How to Fix the Googlebot CSS and JS Problem in robots.txt

One of the many responsibilities that falls on bloggers and website owners is search engine optimization (SEO) other related chores, such as ensuring search engines can easily read your site. Recently, Google Webmaster Tools sent out notices to thousands of site owners across several platforms informing them that there was a Googlebot CSS and JS problem in their site’s robots.txt file. Fix it, or the Google would be angry. In other terms, Google updated the rules of the game (again) and needed their robots to crawl more items in your site.

Google systems have recently detected an issue with your homepage that affects how well our algorithms render and index your content. Specifically, Googlebot cannot access your JavaScript and/or CSS files because of restrictions in your robots.txt file. These files help Google understand that your website works properly so blocking access to these assets can result in suboptimal rankings.

I’m sure you’re thinking, “What? I have robots on my site? And they crawl?”

Let’s back up. Robots, or bots for short, are what search engines use to get an idea of what your site is about. They crawl (read) the content we see, alt tags and descriptions for images, and more. However, now that more people are relying on mobile devices, Google also needs to analyze the mobile versions of our sites. As website owners we have the ability to indicate to search engines what files to crawl and which ones to not crawl via the robots.txt file.

How to fix the CSS and JS issue with robots.txt the easy way

Google was having problems reading certain pages of information that helps it understand how your site should look like on mobile devices. Remember when we were told that our sites had to be mobile-friendly and our SEO would suffer otherwise? This new request is Google’s way of 1) making sure your site is mobile-friendly and 2) making sure it understands how the mobile-friendly portion of your site should render (appear) across devices.

I use WordPress as my blogging platform, and I use Wordfence as my security plugin. Here’s what my robots.txt file looked like, which caused Google to ask me to update the permissions:

wp-admin is where the CSS and JS files are housed by WordPress.
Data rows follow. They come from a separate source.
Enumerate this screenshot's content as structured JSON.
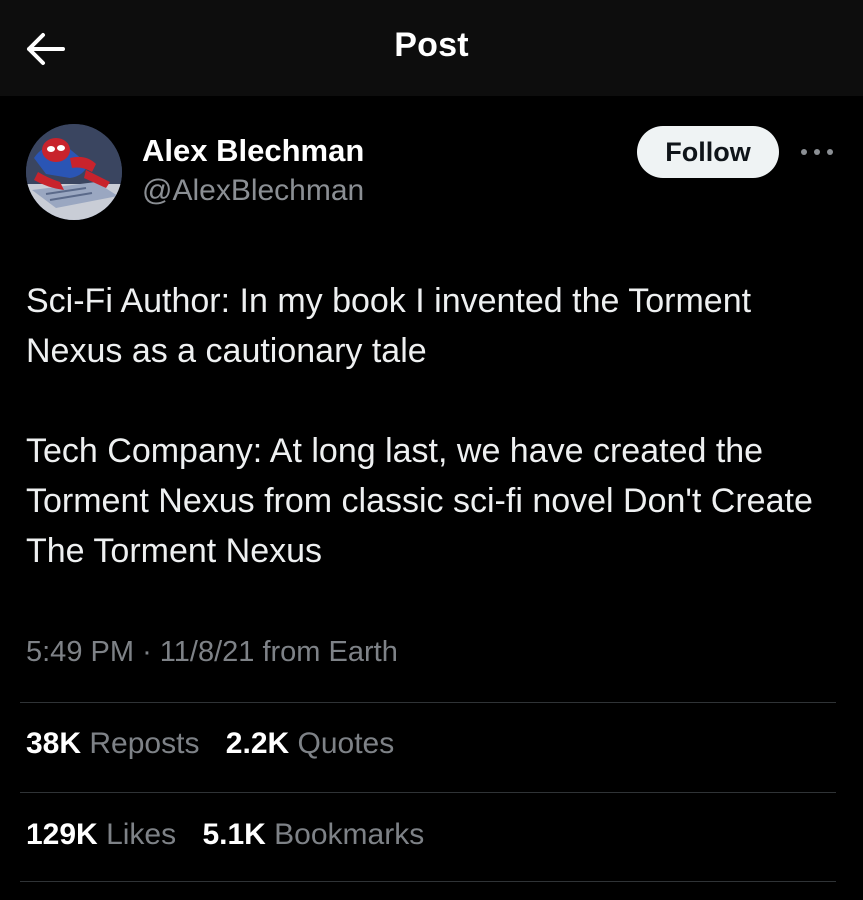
{
  "header": {
    "title": "Post",
    "back_icon": "arrow-left-icon"
  },
  "author": {
    "name": "Alex Blechman",
    "handle": "@AlexBlechman",
    "avatar_icon": "spiderman-avatar"
  },
  "actions": {
    "follow_label": "Follow",
    "more_icon": "more-horizontal-icon"
  },
  "tweet": {
    "paragraph1": "Sci-Fi Author: In my book I invented the Torment Nexus as a cautionary tale",
    "paragraph2": "Tech Company: At long last, we have created the Torment Nexus from classic sci-fi novel Don't Create The Torment Nexus"
  },
  "meta": {
    "time": "5:49 PM",
    "separator": "·",
    "date": "11/8/21",
    "location": "from Earth"
  },
  "stats": {
    "reposts": {
      "count": "38K",
      "label": "Reposts"
    },
    "quotes": {
      "count": "2.2K",
      "label": "Quotes"
    },
    "likes": {
      "count": "129K",
      "label": "Likes"
    },
    "bookmarks": {
      "count": "5.1K",
      "label": "Bookmarks"
    }
  },
  "colors": {
    "background": "#000000",
    "header_background": "#0d0d0d",
    "text_primary": "#e7e9ea",
    "text_secondary": "#7e8287",
    "follow_button_bg": "#eff3f4",
    "divider": "#2f3336"
  }
}
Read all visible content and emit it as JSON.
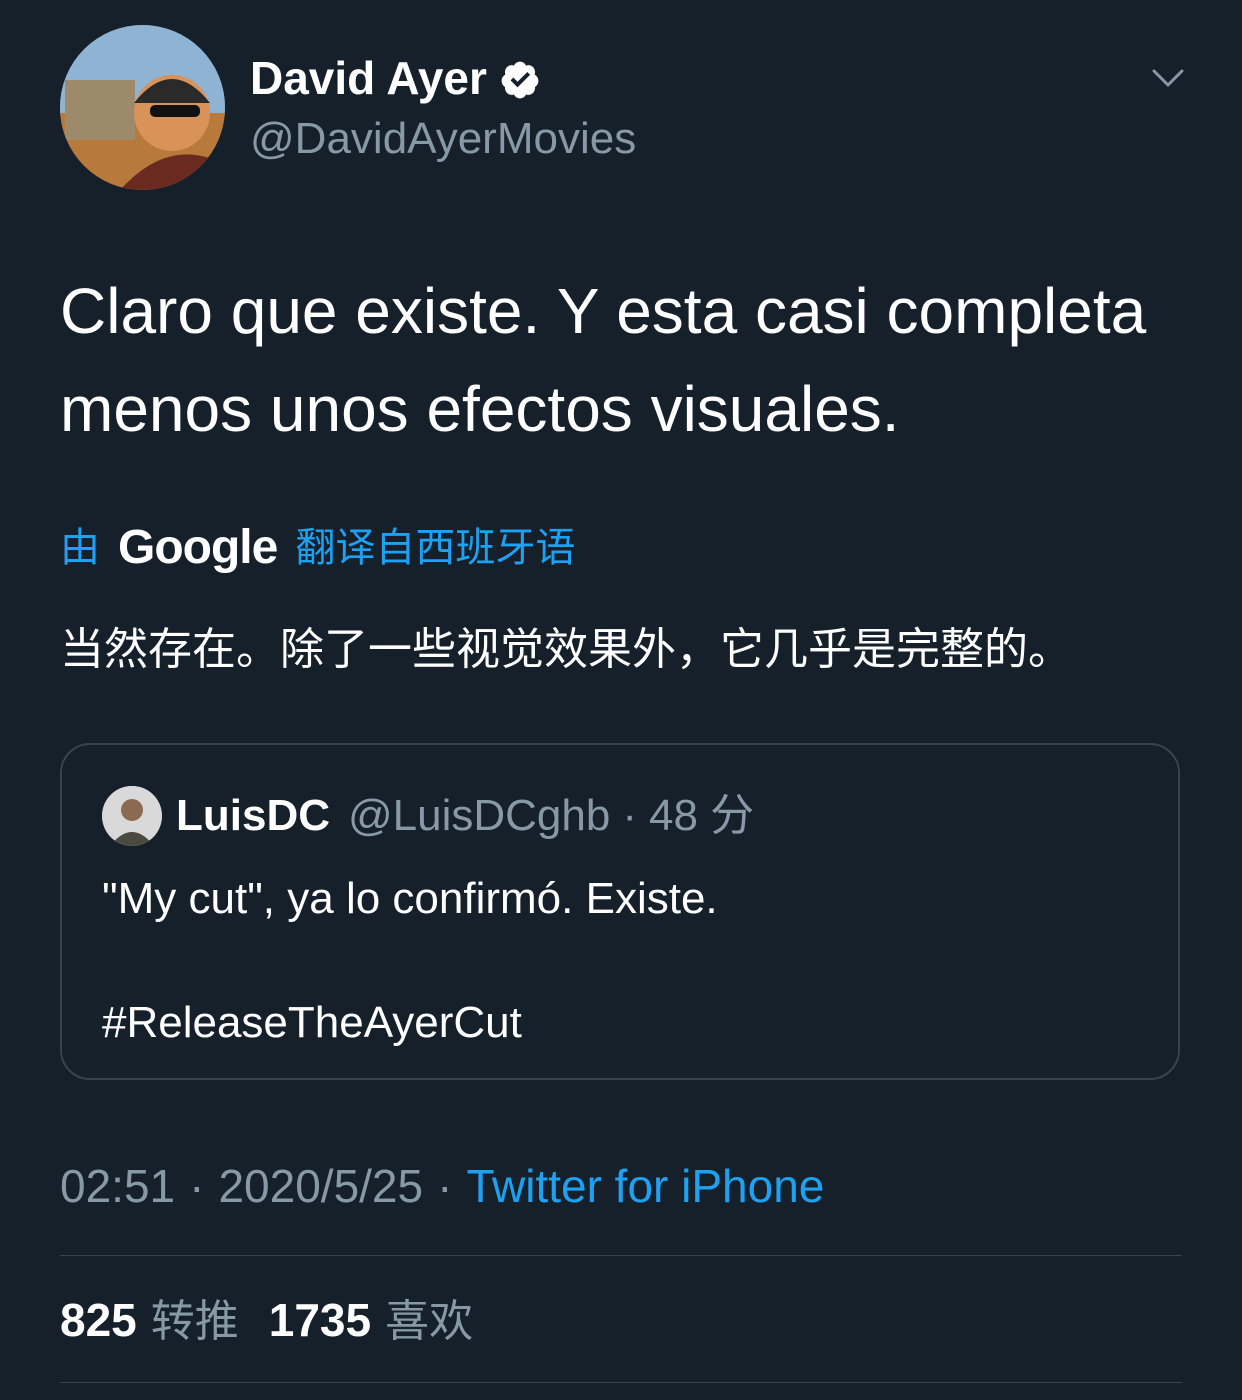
{
  "author": {
    "display_name": "David Ayer",
    "handle": "@DavidAyerMovies",
    "verified_icon": "verified-badge-icon",
    "menu_icon": "chevron-down-icon"
  },
  "tweet": {
    "text": "Claro que existe. Y esta casi completa menos unos efectos visuales."
  },
  "translation": {
    "by_label": "由",
    "provider": "Google",
    "from_label": "翻译自西班牙语",
    "text": "当然存在。除了一些视觉效果外，它几乎是完整的。"
  },
  "quoted_tweet": {
    "name": "LuisDC",
    "handle": "@LuisDCghb",
    "separator": "·",
    "time": "48 分",
    "text": "\"My cut\", ya lo confirmó. Existe.",
    "hashtag": "#ReleaseTheAyerCut"
  },
  "meta": {
    "time": "02:51",
    "separator": "·",
    "date": "2020/5/25",
    "source": "Twitter for iPhone"
  },
  "stats": {
    "retweets_count": "825",
    "retweets_label": "转推",
    "likes_count": "1735",
    "likes_label": "喜欢"
  },
  "colors": {
    "background": "#15202b",
    "accent": "#1da1f2",
    "secondary_text": "#8899a6",
    "border": "#38444d"
  }
}
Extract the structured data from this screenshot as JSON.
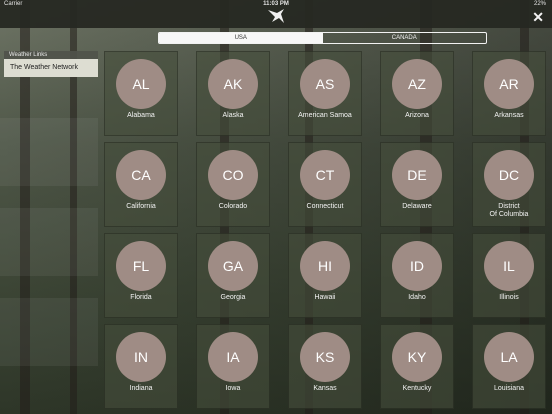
{
  "status_bar": {
    "carrier": "Carrier",
    "time": "11:03 PM",
    "battery": "22%"
  },
  "tabs": [
    {
      "label": "USA",
      "active": true
    },
    {
      "label": "CANADA",
      "active": false
    }
  ],
  "sidebar": {
    "header": "Weather Links",
    "items": [
      {
        "label": "The Weather Network"
      }
    ]
  },
  "states": [
    {
      "abbr": "AL",
      "name": "Alabama"
    },
    {
      "abbr": "AK",
      "name": "Alaska"
    },
    {
      "abbr": "AS",
      "name": "American Samoa"
    },
    {
      "abbr": "AZ",
      "name": "Arizona"
    },
    {
      "abbr": "AR",
      "name": "Arkansas"
    },
    {
      "abbr": "CA",
      "name": "California"
    },
    {
      "abbr": "CO",
      "name": "Colorado"
    },
    {
      "abbr": "CT",
      "name": "Connecticut"
    },
    {
      "abbr": "DE",
      "name": "Delaware"
    },
    {
      "abbr": "DC",
      "name": "District\nOf Columbia"
    },
    {
      "abbr": "FL",
      "name": "Florida"
    },
    {
      "abbr": "GA",
      "name": "Georgia"
    },
    {
      "abbr": "HI",
      "name": "Hawaii"
    },
    {
      "abbr": "ID",
      "name": "Idaho"
    },
    {
      "abbr": "IL",
      "name": "Illinois"
    },
    {
      "abbr": "IN",
      "name": "Indiana"
    },
    {
      "abbr": "IA",
      "name": "Iowa"
    },
    {
      "abbr": "KS",
      "name": "Kansas"
    },
    {
      "abbr": "KY",
      "name": "Kentucky"
    },
    {
      "abbr": "LA",
      "name": "Louisiana"
    }
  ],
  "colors": {
    "circle": "#9f8c85",
    "accent": "#f7f7f7",
    "sidebar_item_bg": "#ddddd2"
  }
}
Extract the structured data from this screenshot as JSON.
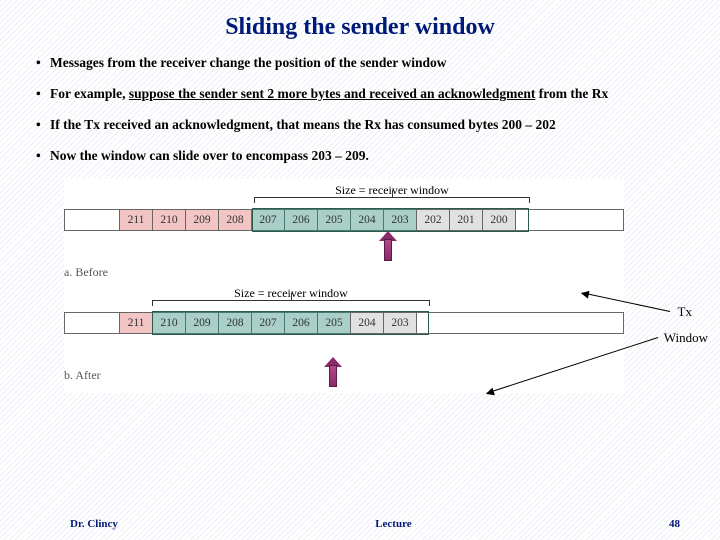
{
  "title": "Sliding the sender window",
  "bullets": [
    "Messages from the receiver change the position of the sender window",
    "For example, <span class=\"underline\">suppose the sender sent 2 more bytes and received an acknowledgment</span> from the Rx",
    "If the Tx received an acknowledgment, that means the Rx has consumed bytes 200 – 202",
    "Now the window can slide over to encompass 203 – 209."
  ],
  "figure": {
    "size_label_before": "Size = receiver window",
    "size_label_after": "Size = receiver window",
    "before_cells": [
      "211",
      "210",
      "209",
      "208",
      "207",
      "206",
      "205",
      "204",
      "203",
      "202",
      "201",
      "200"
    ],
    "before_window_teal": [
      4,
      5,
      6,
      7,
      8
    ],
    "before_gray": [
      9,
      10,
      11
    ],
    "after_cells": [
      "211",
      "210",
      "209",
      "208",
      "207",
      "206",
      "205",
      "204",
      "203"
    ],
    "after_window_teal": [
      1,
      2,
      3,
      4,
      5,
      6
    ],
    "after_gray": [
      7,
      8
    ],
    "caption_before": "a. Before",
    "caption_after": "b. After"
  },
  "side_labels": {
    "tx": "Tx",
    "window": "Window"
  },
  "footer": {
    "left": "Dr. Clincy",
    "mid": "Lecture",
    "right": "48"
  }
}
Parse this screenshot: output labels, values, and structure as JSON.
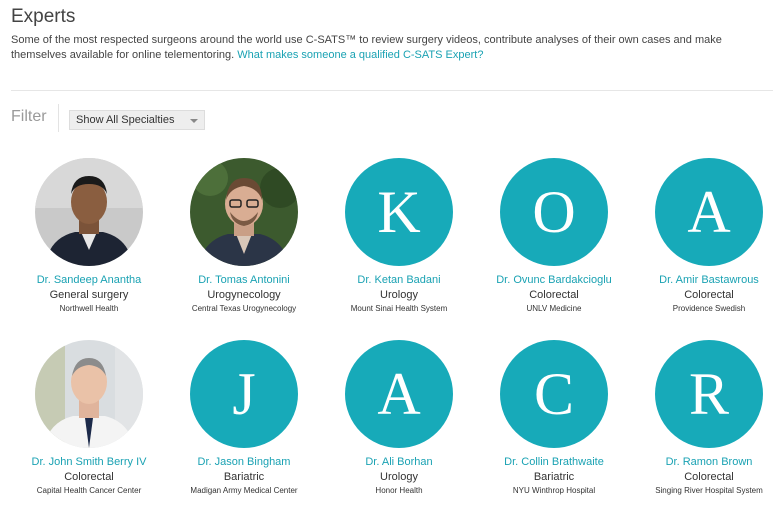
{
  "header": {
    "title": "Experts",
    "intro_text": "Some of the most respected surgeons around the world use C-SATS™ to review surgery videos, contribute analyses of their own cases and make themselves available for online telementoring. ",
    "intro_link": "What makes someone a qualified C-SATS Expert?"
  },
  "filter": {
    "label": "Filter",
    "selected": "Show All Specialties"
  },
  "experts": [
    {
      "name": "Dr. Sandeep Anantha",
      "specialty": "General surgery",
      "institution": "Northwell Health",
      "avatar": "photo",
      "initial": ""
    },
    {
      "name": "Dr. Tomas Antonini",
      "specialty": "Urogynecology",
      "institution": "Central Texas Urogynecology",
      "avatar": "photo",
      "initial": ""
    },
    {
      "name": "Dr. Ketan Badani",
      "specialty": "Urology",
      "institution": "Mount Sinai Health System",
      "avatar": "letter",
      "initial": "K"
    },
    {
      "name": "Dr. Ovunc Bardakcioglu",
      "specialty": "Colorectal",
      "institution": "UNLV Medicine",
      "avatar": "letter",
      "initial": "O"
    },
    {
      "name": "Dr. Amir Bastawrous",
      "specialty": "Colorectal",
      "institution": "Providence Swedish",
      "avatar": "letter",
      "initial": "A"
    },
    {
      "name": "Dr. John Smith Berry IV",
      "specialty": "Colorectal",
      "institution": "Capital Health Cancer Center",
      "avatar": "photo",
      "initial": ""
    },
    {
      "name": "Dr. Jason Bingham",
      "specialty": "Bariatric",
      "institution": "Madigan Army Medical Center",
      "avatar": "letter",
      "initial": "J"
    },
    {
      "name": "Dr. Ali Borhan",
      "specialty": "Urology",
      "institution": "Honor Health",
      "avatar": "letter",
      "initial": "A"
    },
    {
      "name": "Dr. Collin Brathwaite",
      "specialty": "Bariatric",
      "institution": "NYU Winthrop Hospital",
      "avatar": "letter",
      "initial": "C"
    },
    {
      "name": "Dr. Ramon Brown",
      "specialty": "Colorectal",
      "institution": "Singing River Hospital System",
      "avatar": "letter",
      "initial": "R"
    }
  ],
  "colors": {
    "accent": "#17aab9",
    "link": "#1aa2b3"
  }
}
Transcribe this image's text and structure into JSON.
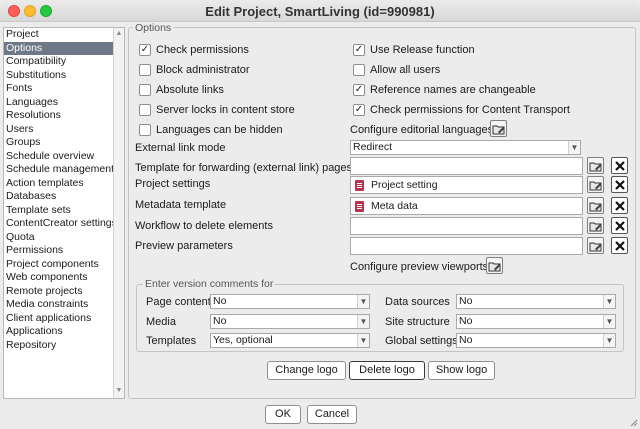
{
  "window": {
    "title": "Edit Project, SmartLiving (id=990981)"
  },
  "sidebar": {
    "items": [
      {
        "label": "Project",
        "selected": false
      },
      {
        "label": "Options",
        "selected": true
      },
      {
        "label": "Compatibility",
        "selected": false
      },
      {
        "label": "Substitutions",
        "selected": false
      },
      {
        "label": "Fonts",
        "selected": false
      },
      {
        "label": "Languages",
        "selected": false
      },
      {
        "label": "Resolutions",
        "selected": false
      },
      {
        "label": "Users",
        "selected": false
      },
      {
        "label": "Groups",
        "selected": false
      },
      {
        "label": "Schedule overview",
        "selected": false
      },
      {
        "label": "Schedule management",
        "selected": false
      },
      {
        "label": "Action templates",
        "selected": false
      },
      {
        "label": "Databases",
        "selected": false
      },
      {
        "label": "Template sets",
        "selected": false
      },
      {
        "label": "ContentCreator settings",
        "selected": false
      },
      {
        "label": "Quota",
        "selected": false
      },
      {
        "label": "Permissions",
        "selected": false
      },
      {
        "label": "Project components",
        "selected": false
      },
      {
        "label": "Web components",
        "selected": false
      },
      {
        "label": "Remote projects",
        "selected": false
      },
      {
        "label": "Media constraints",
        "selected": false
      },
      {
        "label": "Client applications",
        "selected": false
      },
      {
        "label": "Applications",
        "selected": false
      },
      {
        "label": "Repository",
        "selected": false
      }
    ]
  },
  "options": {
    "group_label": "Options",
    "left_checks": [
      {
        "label": "Check permissions",
        "checked": true
      },
      {
        "label": "Block administrator",
        "checked": false
      },
      {
        "label": "Absolute links",
        "checked": false
      },
      {
        "label": "Server locks in content store",
        "checked": false
      },
      {
        "label": "Languages can be hidden",
        "checked": false
      }
    ],
    "right_checks": [
      {
        "label": "Use Release function",
        "checked": true
      },
      {
        "label": "Allow all users",
        "checked": false
      },
      {
        "label": "Reference names are changeable",
        "checked": true
      },
      {
        "label": "Check permissions for Content Transport",
        "checked": true
      }
    ],
    "configure_languages_label": "Configure editorial languages",
    "external_link_mode_label": "External link mode",
    "external_link_mode_value": "Redirect",
    "template_forwarding_label": "Template for forwarding (external link) pages",
    "template_forwarding_value": "",
    "project_settings_label": "Project settings",
    "project_settings_value": "Project setting",
    "metadata_template_label": "Metadata template",
    "metadata_template_value": "Meta data",
    "workflow_delete_label": "Workflow to delete elements",
    "workflow_delete_value": "",
    "preview_params_label": "Preview parameters",
    "preview_params_value": "",
    "configure_viewports_label": "Configure preview viewports"
  },
  "version_comments": {
    "group_label": "Enter version comments for",
    "items": [
      {
        "label": "Page content",
        "value": "No"
      },
      {
        "label": "Media",
        "value": "No"
      },
      {
        "label": "Templates",
        "value": "Yes, optional"
      },
      {
        "label": "Data sources",
        "value": "No"
      },
      {
        "label": "Site structure",
        "value": "No"
      },
      {
        "label": "Global settings",
        "value": "No"
      }
    ]
  },
  "logo_buttons": {
    "change": "Change logo",
    "delete": "Delete logo",
    "show": "Show logo"
  },
  "dialog_buttons": {
    "ok": "OK",
    "cancel": "Cancel"
  }
}
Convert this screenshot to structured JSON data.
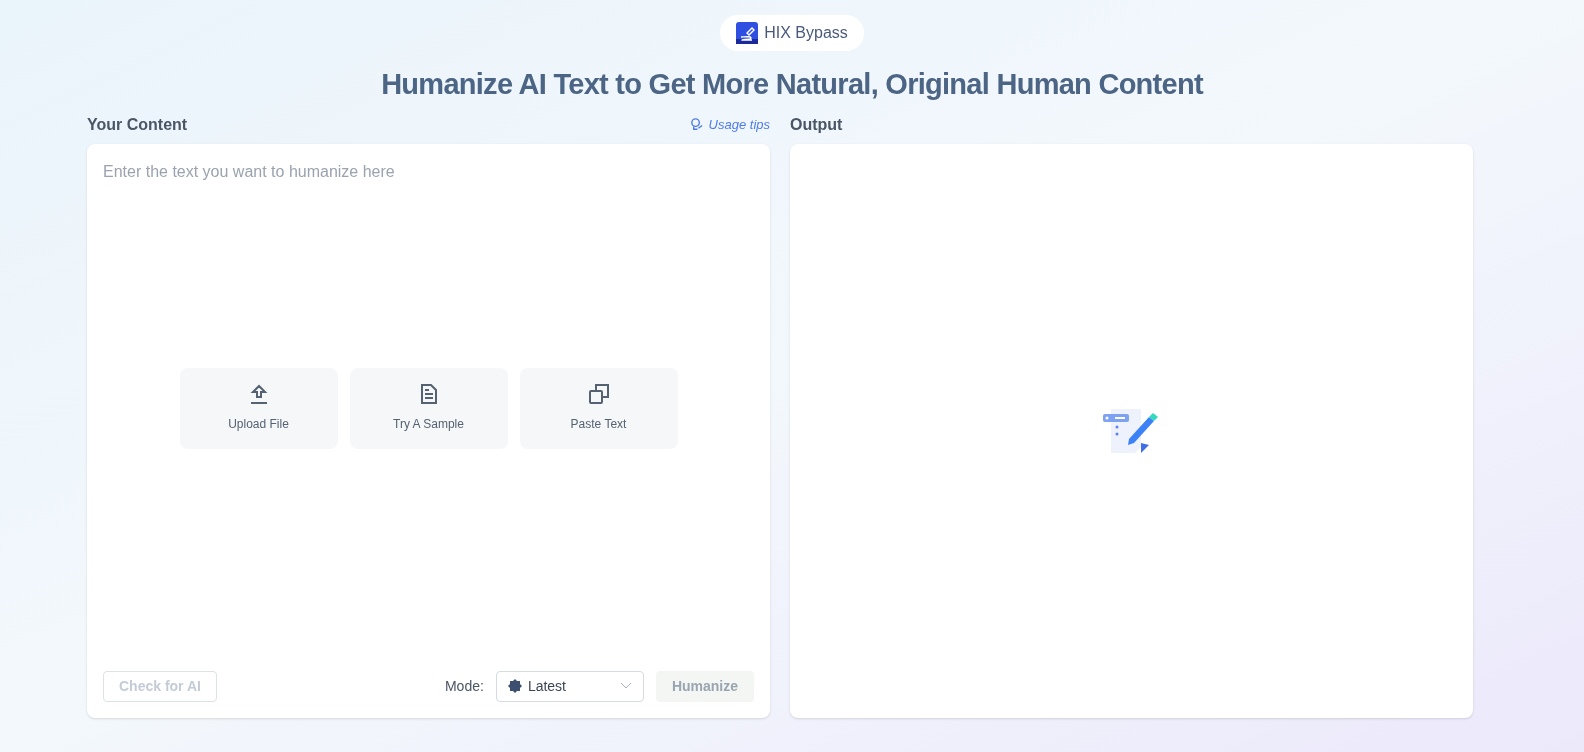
{
  "brand": {
    "name": "HIX Bypass"
  },
  "headline": "Humanize AI Text to Get More Natural, Original Human Content",
  "input_panel": {
    "label": "Your Content",
    "usage_tips": "Usage tips",
    "placeholder": "Enter the text you want to humanize here",
    "actions": [
      {
        "kind": "upload",
        "label": "Upload File"
      },
      {
        "kind": "sample",
        "label": "Try A Sample"
      },
      {
        "kind": "paste",
        "label": "Paste Text"
      }
    ],
    "check_button": {
      "label": "Check for AI",
      "disabled": true
    },
    "mode": {
      "label": "Mode:",
      "value": "Latest"
    },
    "humanize_button": {
      "label": "Humanize",
      "disabled": true
    }
  },
  "output_panel": {
    "label": "Output"
  }
}
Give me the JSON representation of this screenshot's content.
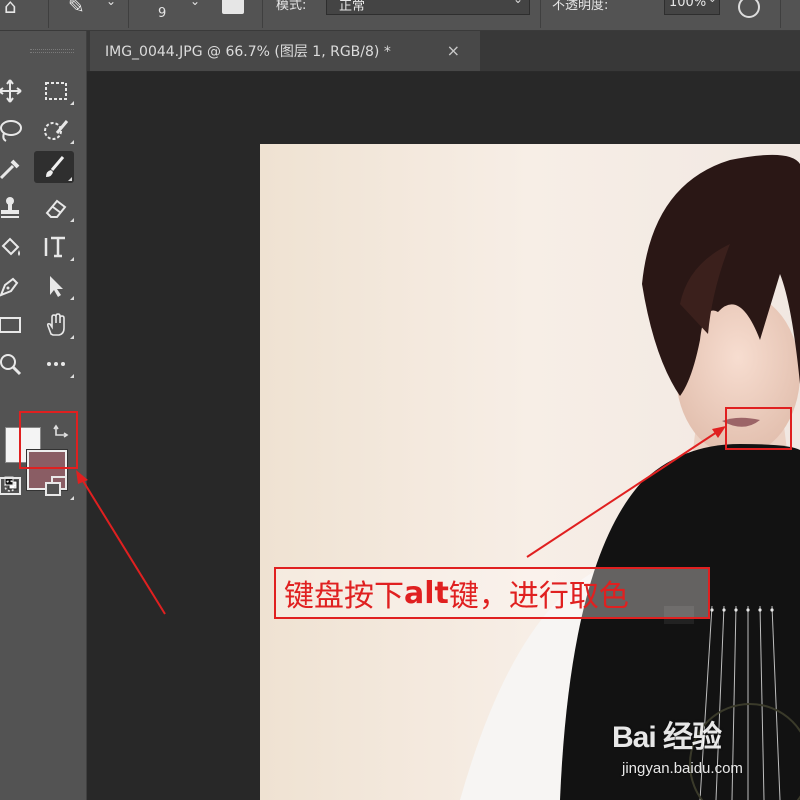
{
  "options_bar": {
    "brush_size": "9",
    "mode_label": "模式:",
    "mode_value": "正常",
    "opacity_label": "不透明度:",
    "opacity_value": "100%"
  },
  "toolbox": {
    "foreground_color": "#f4f4f4",
    "background_color": "#8a5d64"
  },
  "document": {
    "tab_title": "IMG_0044.JPG @ 66.7% (图层 1, RGB/8) *",
    "tab_close": "×"
  },
  "annotation": {
    "part1": "键盘按下",
    "part2": "alt",
    "part3": "键，进行取色",
    "color": "#e02020"
  },
  "watermark": {
    "logo": "Bai  经验",
    "url": "jingyan.baidu.com"
  }
}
And, seeing as the robots.txt was disallowing bots to crawl it, Google asked me to fix this. However, I don’t want to open the floodgates and allow search engines to search ALL of my admin files, as it could be a security issue. Instead, I just wanted to allow the bots to search the CSS and JS files they needed.

Googlebot Screenshots: Before and After fixing robots.txt

Here’s how Googlebots saw my site on smartphones before I updated my robots.txt file:

How Google sees your site before fixing robots file

I found this by expanding the results in the Fetch as Google tab in my Webmaster Tools account. The JavaScript was missing, and it’s evident in the navigation bar (all the links are expanded and there’s no collapsed “hamburger” menu) and the slider and testimonials did not show up. These are all JavaScript elements.

Here’s how Googlebots saw my site on smartphones after I updated my robots.txt file:

How Google sees your site after fixing robots.txt file

They look exactly the same, which is the goal: to have Googlebots see your site exactly as human eyes would see it.

The Solution

Thanks to the generous WordPress community I was able to find the easiest solution, and I thought I’d share the wealth. By adding three more lines of text allowing the bots to ONLY read the CSS and JavaScript files within my admin area, I am helping to keep my site secure while giving ’em what they want:

How to find your robots.txt file

If you don’t use WordPress SEO by Yoast (highly recommended) you will need to find your robots.txt file in your site’s files in the cPanel File Manager or via FTP access. I prefer to do this the easy (and smart) way so I use the File Editor in my WordPress SEO plugin.

Go to SEO > Tools > File Editor.

Important: Make sure you do NOT touch the .htaccess file or you will face the white screen of death

If you do not have a robots.txt file, create one and paste the code from above.

How to Fix CSS and JS error | Fetch as Google after updating robots.txt file.

Save your changes. You will need to go back to your Webmaster Tools account and follow their instructions:

How to Fix CSS and JS error | Fetch as Google after updating robots.txt file.
How to Fix CSS and JS error | Fetch as Google after updating robots.txt file.

Note that the earliest fetches (before I completed all these steps) were labeled as Partial by Google, while after the fix they considered it Complete* (green text). Be sure to Fetch as Google for both desktop and smartphone to cover all your bases.

This is one of many ways to fix the issue, but I like its simplicity and effectiveness. I’ve learned that it takes a little longer for some sites owners’ robots.txt files to reflect the changes in the Webmaster account. Be patient and follow up with it!

*Note: if you run ads from Adsense or ad networks like BlogHer or GLAM Media, you will not see a “Complete” render as we have no control over the scripts of the ads. We can only set rules for Googlebots on our site, not third-party scripts.

One Response

Leave a Reply

Your email address will not be published. Required fields are marked *

As a fellow creative, I understand all too well the importance of a first impression. Curious about why I love what I do?